An exact copy of every entry is needed here; the images stay out.

(Data extracted from a collection)
*** Block opens ***

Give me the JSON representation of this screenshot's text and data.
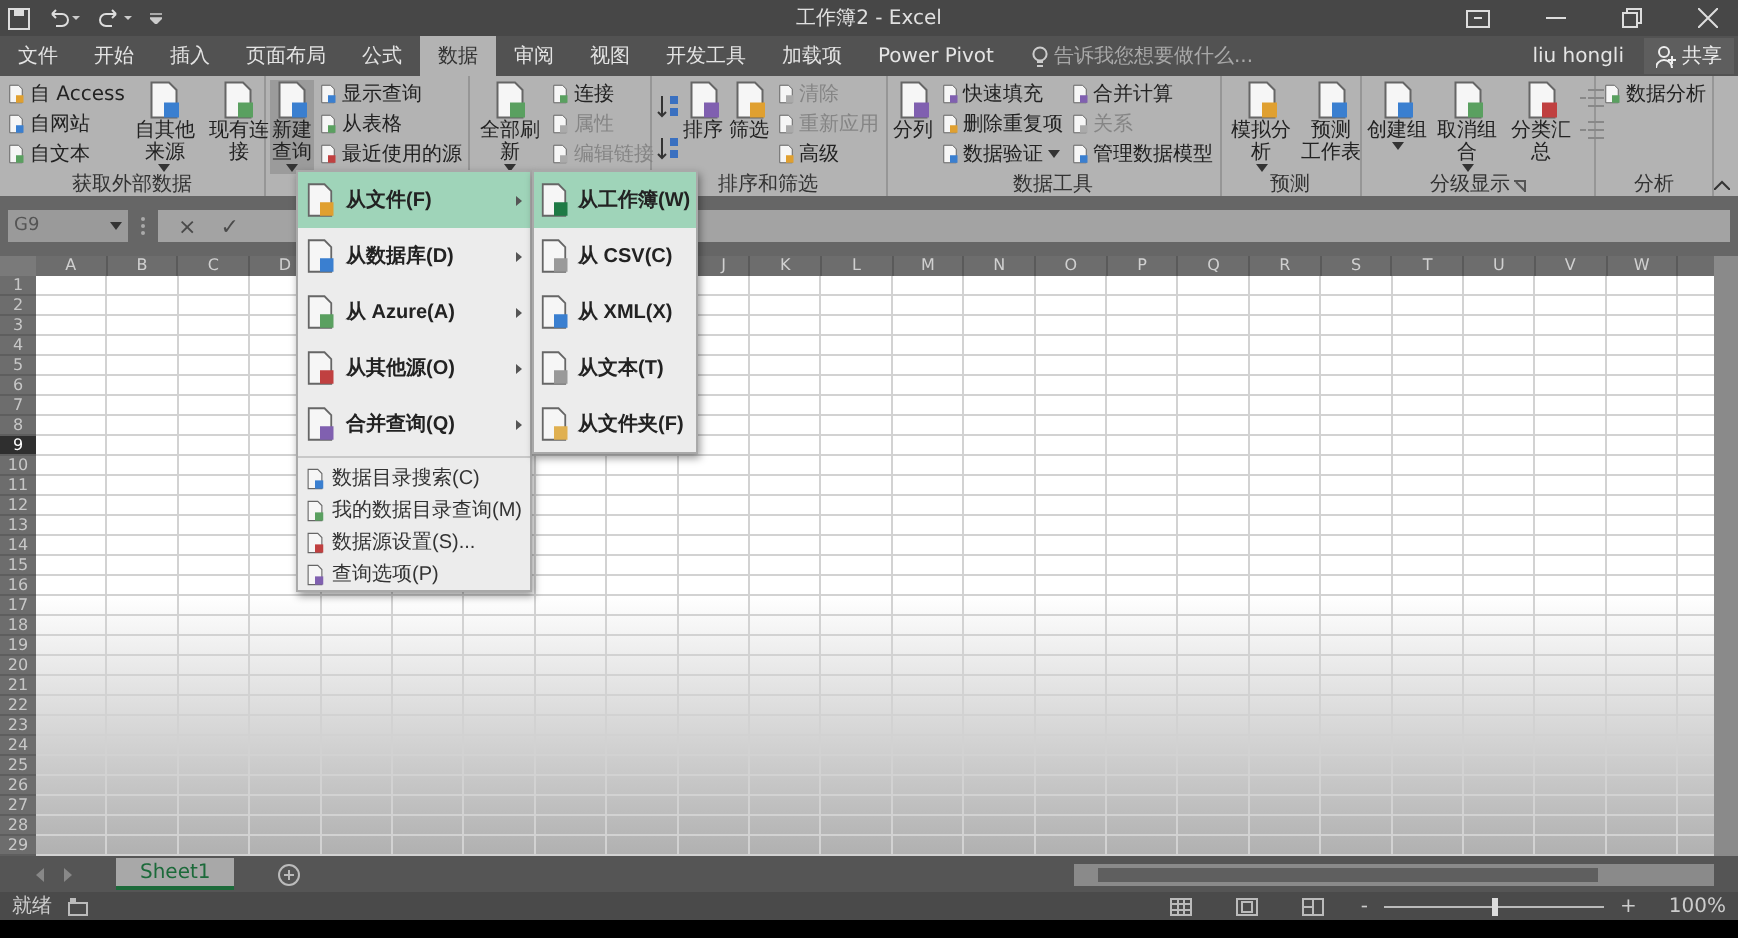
{
  "title_bar": {
    "title": "工作簿2 - Excel"
  },
  "tabs": [
    {
      "label": "文件",
      "selected": false
    },
    {
      "label": "开始",
      "selected": false
    },
    {
      "label": "插入",
      "selected": false
    },
    {
      "label": "页面布局",
      "selected": false
    },
    {
      "label": "公式",
      "selected": false
    },
    {
      "label": "数据",
      "selected": true
    },
    {
      "label": "审阅",
      "selected": false
    },
    {
      "label": "视图",
      "selected": false
    },
    {
      "label": "开发工具",
      "selected": false
    },
    {
      "label": "加载项",
      "selected": false
    },
    {
      "label": "Power Pivot",
      "selected": false
    }
  ],
  "tell_me": {
    "placeholder": "告诉我您想要做什么..."
  },
  "user": "liu hongli",
  "share_button": "共享",
  "ribbon": {
    "groups": [
      {
        "label": "获取外部数据",
        "launcher": false,
        "items": [
          {
            "kind": "stack",
            "buttons": [
              {
                "label": "自 Access",
                "disabled": false,
                "dropdown": false
              },
              {
                "label": "自网站",
                "disabled": false,
                "dropdown": false
              },
              {
                "label": "自文本",
                "disabled": false,
                "dropdown": false
              }
            ]
          },
          {
            "kind": "large",
            "lines": [
              "自其他来源"
            ],
            "dropdown": true,
            "pressed": false
          },
          {
            "kind": "large",
            "lines": [
              "现有连接"
            ],
            "dropdown": false,
            "pressed": false
          }
        ]
      },
      {
        "launcher": false,
        "items": [
          {
            "kind": "large",
            "lines": [
              "新建",
              "查询"
            ],
            "dropdown": true,
            "pressed": true
          },
          {
            "kind": "stack",
            "buttons": [
              {
                "label": "显示查询",
                "disabled": false,
                "dropdown": false
              },
              {
                "label": "从表格",
                "disabled": false,
                "dropdown": false
              },
              {
                "label": "最近使用的源",
                "disabled": false,
                "dropdown": false
              }
            ]
          }
        ]
      },
      {
        "launcher": false,
        "items": [
          {
            "kind": "large",
            "lines": [
              "全部刷新"
            ],
            "dropdown": true,
            "pressed": false
          },
          {
            "kind": "stack",
            "buttons": [
              {
                "label": "连接",
                "disabled": false,
                "dropdown": false
              },
              {
                "label": "属性",
                "disabled": true,
                "dropdown": false
              },
              {
                "label": "编辑链接",
                "disabled": true,
                "dropdown": false
              }
            ]
          }
        ]
      },
      {
        "label": "排序和筛选",
        "launcher": false,
        "items": [
          {
            "kind": "sort"
          },
          {
            "kind": "large",
            "lines": [
              "排序"
            ],
            "dropdown": false,
            "pressed": false
          },
          {
            "kind": "large",
            "lines": [
              "筛选"
            ],
            "dropdown": false,
            "pressed": false
          },
          {
            "kind": "stack",
            "buttons": [
              {
                "label": "清除",
                "disabled": true,
                "dropdown": false
              },
              {
                "label": "重新应用",
                "disabled": true,
                "dropdown": false
              },
              {
                "label": "高级",
                "disabled": false,
                "dropdown": false
              }
            ]
          }
        ]
      },
      {
        "label": "数据工具",
        "launcher": false,
        "items": [
          {
            "kind": "large",
            "lines": [
              "分列"
            ],
            "dropdown": false,
            "pressed": false
          },
          {
            "kind": "stack",
            "buttons": [
              {
                "label": "快速填充",
                "disabled": false,
                "dropdown": false
              },
              {
                "label": "删除重复项",
                "disabled": false,
                "dropdown": false
              },
              {
                "label": "数据验证",
                "disabled": false,
                "dropdown": true
              }
            ]
          },
          {
            "kind": "stack",
            "buttons": [
              {
                "label": "合并计算",
                "disabled": false,
                "dropdown": false
              },
              {
                "label": "关系",
                "disabled": true,
                "dropdown": false
              },
              {
                "label": "管理数据模型",
                "disabled": false,
                "dropdown": false
              }
            ]
          }
        ]
      },
      {
        "label": "预测",
        "launcher": false,
        "items": [
          {
            "kind": "large",
            "lines": [
              "模拟分析"
            ],
            "dropdown": true,
            "pressed": false
          },
          {
            "kind": "large",
            "lines": [
              "预测",
              "工作表"
            ],
            "dropdown": false,
            "pressed": false
          }
        ]
      },
      {
        "label": "分级显示",
        "launcher": true,
        "items": [
          {
            "kind": "large",
            "lines": [
              "创建组"
            ],
            "dropdown": true,
            "pressed": false
          },
          {
            "kind": "large",
            "lines": [
              "取消组合"
            ],
            "dropdown": true,
            "pressed": false
          },
          {
            "kind": "large",
            "lines": [
              "分类汇总"
            ],
            "dropdown": false,
            "pressed": false
          },
          {
            "kind": "mini"
          }
        ]
      },
      {
        "label": "分析",
        "launcher": false,
        "items": [
          {
            "kind": "stack",
            "buttons": [
              {
                "label": "数据分析",
                "disabled": false,
                "dropdown": false
              }
            ]
          }
        ]
      }
    ]
  },
  "name_box": "G9",
  "formula_buttons": [
    "×",
    "✓"
  ],
  "columns_left": [
    "A",
    "B",
    "C",
    "D"
  ],
  "columns_right": [
    "J",
    "K",
    "L",
    "M",
    "N",
    "O",
    "P",
    "Q",
    "R",
    "S",
    "T",
    "U",
    "V",
    "W"
  ],
  "rows": [
    {
      "label": "1",
      "selected": false
    },
    {
      "label": "2",
      "selected": false
    },
    {
      "label": "3",
      "selected": false
    },
    {
      "label": "4",
      "selected": false
    },
    {
      "label": "5",
      "selected": false
    },
    {
      "label": "6",
      "selected": false
    },
    {
      "label": "7",
      "selected": false
    },
    {
      "label": "8",
      "selected": false
    },
    {
      "label": "9",
      "selected": true
    },
    {
      "label": "10",
      "selected": false
    },
    {
      "label": "11",
      "selected": false
    },
    {
      "label": "12",
      "selected": false
    },
    {
      "label": "13",
      "selected": false
    },
    {
      "label": "14",
      "selected": false
    },
    {
      "label": "15",
      "selected": false
    },
    {
      "label": "16",
      "selected": false
    },
    {
      "label": "17",
      "selected": false
    },
    {
      "label": "18",
      "selected": false
    },
    {
      "label": "19",
      "selected": false
    },
    {
      "label": "20",
      "selected": false
    },
    {
      "label": "21",
      "selected": false
    },
    {
      "label": "22",
      "selected": false
    },
    {
      "label": "23",
      "selected": false
    },
    {
      "label": "24",
      "selected": false
    },
    {
      "label": "25",
      "selected": false
    },
    {
      "label": "26",
      "selected": false
    },
    {
      "label": "27",
      "selected": false
    },
    {
      "label": "28",
      "selected": false
    },
    {
      "label": "29",
      "selected": false
    }
  ],
  "menu": {
    "items": [
      {
        "label": "从文件(F)",
        "selected": true
      },
      {
        "label": "从数据库(D)",
        "selected": false
      },
      {
        "label": "从 Azure(A)",
        "selected": false
      },
      {
        "label": "从其他源(O)",
        "selected": false
      },
      {
        "label": "合并查询(Q)",
        "selected": false
      }
    ],
    "footer_items": [
      "数据目录搜索(C)",
      "我的数据目录查询(M)",
      "数据源设置(S)...",
      "查询选项(P)"
    ],
    "submenu": [
      {
        "label": "从工作簿(W)",
        "selected": true
      },
      {
        "label": "从 CSV(C)",
        "selected": false
      },
      {
        "label": "从 XML(X)",
        "selected": false
      },
      {
        "label": "从文本(T)",
        "selected": false
      },
      {
        "label": "从文件夹(F)",
        "selected": false
      }
    ]
  },
  "sheet_tabs": [
    {
      "label": "Sheet1",
      "selected": true
    }
  ],
  "status_bar": {
    "status": "就绪",
    "zoom_out": "-",
    "zoom_in": "+",
    "zoom": {
      "level": 0.5
    },
    "zoom_label": "100%"
  }
}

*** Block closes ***

▶ SOLUTION FOR THIS EXERCISE
Give me the JSON representation of this screenshot's text and data.
{
  "title_bar": {
    "title": "工作簿2 - Excel"
  },
  "tabs": [
    {
      "label": "文件",
      "selected": false
    },
    {
      "label": "开始",
      "selected": false
    },
    {
      "label": "插入",
      "selected": false
    },
    {
      "label": "页面布局",
      "selected": false
    },
    {
      "label": "公式",
      "selected": false
    },
    {
      "label": "数据",
      "selected": true
    },
    {
      "label": "审阅",
      "selected": false
    },
    {
      "label": "视图",
      "selected": false
    },
    {
      "label": "开发工具",
      "selected": false
    },
    {
      "label": "加载项",
      "selected": false
    },
    {
      "label": "Power Pivot",
      "selected": false
    }
  ],
  "tell_me": {
    "placeholder": "告诉我您想要做什么..."
  },
  "user": "liu hongli",
  "share_button": "共享",
  "ribbon": {
    "groups": [
      {
        "label": "获取外部数据",
        "launcher": false,
        "items": [
          {
            "kind": "stack",
            "buttons": [
              {
                "label": "自 Access",
                "disabled": false,
                "dropdown": false
              },
              {
                "label": "自网站",
                "disabled": false,
                "dropdown": false
              },
              {
                "label": "自文本",
                "disabled": false,
                "dropdown": false
              }
            ]
          },
          {
            "kind": "large",
            "lines": [
              "自其他来源"
            ],
            "dropdown": true,
            "pressed": false
          },
          {
            "kind": "large",
            "lines": [
              "现有连接"
            ],
            "dropdown": false,
            "pressed": false
          }
        ]
      },
      {
        "launcher": false,
        "items": [
          {
            "kind": "large",
            "lines": [
              "新建",
              "查询"
            ],
            "dropdown": true,
            "pressed": true
          },
          {
            "kind": "stack",
            "buttons": [
              {
                "label": "显示查询",
                "disabled": false,
                "dropdown": false
              },
              {
                "label": "从表格",
                "disabled": false,
                "dropdown": false
              },
              {
                "label": "最近使用的源",
                "disabled": false,
                "dropdown": false
              }
            ]
          }
        ]
      },
      {
        "launcher": false,
        "items": [
          {
            "kind": "large",
            "lines": [
              "全部刷新"
            ],
            "dropdown": true,
            "pressed": false
          },
          {
            "kind": "stack",
            "buttons": [
              {
                "label": "连接",
                "disabled": false,
                "dropdown": false
              },
              {
                "label": "属性",
                "disabled": true,
                "dropdown": false
              },
              {
                "label": "编辑链接",
                "disabled": true,
                "dropdown": false
              }
            ]
          }
        ]
      },
      {
        "label": "排序和筛选",
        "launcher": false,
        "items": [
          {
            "kind": "sort"
          },
          {
            "kind": "large",
            "lines": [
              "排序"
            ],
            "dropdown": false,
            "pressed": false
          },
          {
            "kind": "large",
            "lines": [
              "筛选"
            ],
            "dropdown": false,
            "pressed": false
          },
          {
            "kind": "stack",
            "buttons": [
              {
                "label": "清除",
                "disabled": true,
                "dropdown": false
              },
              {
                "label": "重新应用",
                "disabled": true,
                "dropdown": false
              },
              {
                "label": "高级",
                "disabled": false,
                "dropdown": false
              }
            ]
          }
        ]
      },
      {
        "label": "数据工具",
        "launcher": false,
        "items": [
          {
            "kind": "large",
            "lines": [
              "分列"
            ],
            "dropdown": false,
            "pressed": false
          },
          {
            "kind": "stack",
            "buttons": [
              {
                "label": "快速填充",
                "disabled": false,
                "dropdown": false
              },
              {
                "label": "删除重复项",
                "disabled": false,
                "dropdown": false
              },
              {
                "label": "数据验证",
                "disabled": false,
                "dropdown": true
              }
            ]
          },
          {
            "kind": "stack",
            "buttons": [
              {
                "label": "合并计算",
                "disabled": false,
                "dropdown": false
              },
              {
                "label": "关系",
                "disabled": true,
                "dropdown": false
              },
              {
                "label": "管理数据模型",
                "disabled": false,
                "dropdown": false
              }
            ]
          }
        ]
      },
      {
        "label": "预测",
        "launcher": false,
        "items": [
          {
            "kind": "large",
            "lines": [
              "模拟分析"
            ],
            "dropdown": true,
            "pressed": false
          },
          {
            "kind": "large",
            "lines": [
              "预测",
              "工作表"
            ],
            "dropdown": false,
            "pressed": false
          }
        ]
      },
      {
        "label": "分级显示",
        "launcher": true,
        "items": [
          {
            "kind": "large",
            "lines": [
              "创建组"
            ],
            "dropdown": true,
            "pressed": false
          },
          {
            "kind": "large",
            "lines": [
              "取消组合"
            ],
            "dropdown": true,
            "pressed": false
          },
          {
            "kind": "large",
            "lines": [
              "分类汇总"
            ],
            "dropdown": false,
            "pressed": false
          },
          {
            "kind": "mini"
          }
        ]
      },
      {
        "label": "分析",
        "launcher": false,
        "items": [
          {
            "kind": "stack",
            "buttons": [
              {
                "label": "数据分析",
                "disabled": false,
                "dropdown": false
              }
            ]
          }
        ]
      }
    ]
  },
  "name_box": "G9",
  "formula_buttons": [
    "×",
    "✓"
  ],
  "columns_left": [
    "A",
    "B",
    "C",
    "D"
  ],
  "columns_right": [
    "J",
    "K",
    "L",
    "M",
    "N",
    "O",
    "P",
    "Q",
    "R",
    "S",
    "T",
    "U",
    "V",
    "W"
  ],
  "rows": [
    {
      "label": "1",
      "selected": false
    },
    {
      "label": "2",
      "selected": false
    },
    {
      "label": "3",
      "selected": false
    },
    {
      "label": "4",
      "selected": false
    },
    {
      "label": "5",
      "selected": false
    },
    {
      "label": "6",
      "selected": false
    },
    {
      "label": "7",
      "selected": false
    },
    {
      "label": "8",
      "selected": false
    },
    {
      "label": "9",
      "selected": true
    },
    {
      "label": "10",
      "selected": false
    },
    {
      "label": "11",
      "selected": false
    },
    {
      "label": "12",
      "selected": false
    },
    {
      "label": "13",
      "selected": false
    },
    {
      "label": "14",
      "selected": false
    },
    {
      "label": "15",
      "selected": false
    },
    {
      "label": "16",
      "selected": false
    },
    {
      "label": "17",
      "selected": false
    },
    {
      "label": "18",
      "selected": false
    },
    {
      "label": "19",
      "selected": false
    },
    {
      "label": "20",
      "selected": false
    },
    {
      "label": "21",
      "selected": false
    },
    {
      "label": "22",
      "selected": false
    },
    {
      "label": "23",
      "selected": false
    },
    {
      "label": "24",
      "selected": false
    },
    {
      "label": "25",
      "selected": false
    },
    {
      "label": "26",
      "selected": false
    },
    {
      "label": "27",
      "selected": false
    },
    {
      "label": "28",
      "selected": false
    },
    {
      "label": "29",
      "selected": false
    }
  ],
  "menu": {
    "items": [
      {
        "label": "从文件(F)",
        "selected": true
      },
      {
        "label": "从数据库(D)",
        "selected": false
      },
      {
        "label": "从 Azure(A)",
        "selected": false
      },
      {
        "label": "从其他源(O)",
        "selected": false
      },
      {
        "label": "合并查询(Q)",
        "selected": false
      }
    ],
    "footer_items": [
      "数据目录搜索(C)",
      "我的数据目录查询(M)",
      "数据源设置(S)...",
      "查询选项(P)"
    ],
    "submenu": [
      {
        "label": "从工作簿(W)",
        "selected": true
      },
      {
        "label": "从 CSV(C)",
        "selected": false
      },
      {
        "label": "从 XML(X)",
        "selected": false
      },
      {
        "label": "从文本(T)",
        "selected": false
      },
      {
        "label": "从文件夹(F)",
        "selected": false
      }
    ]
  },
  "sheet_tabs": [
    {
      "label": "Sheet1",
      "selected": true
    }
  ],
  "status_bar": {
    "status": "就绪",
    "zoom_out": "-",
    "zoom_in": "+",
    "zoom": {
      "level": 0.5
    },
    "zoom_label": "100%"
  }
}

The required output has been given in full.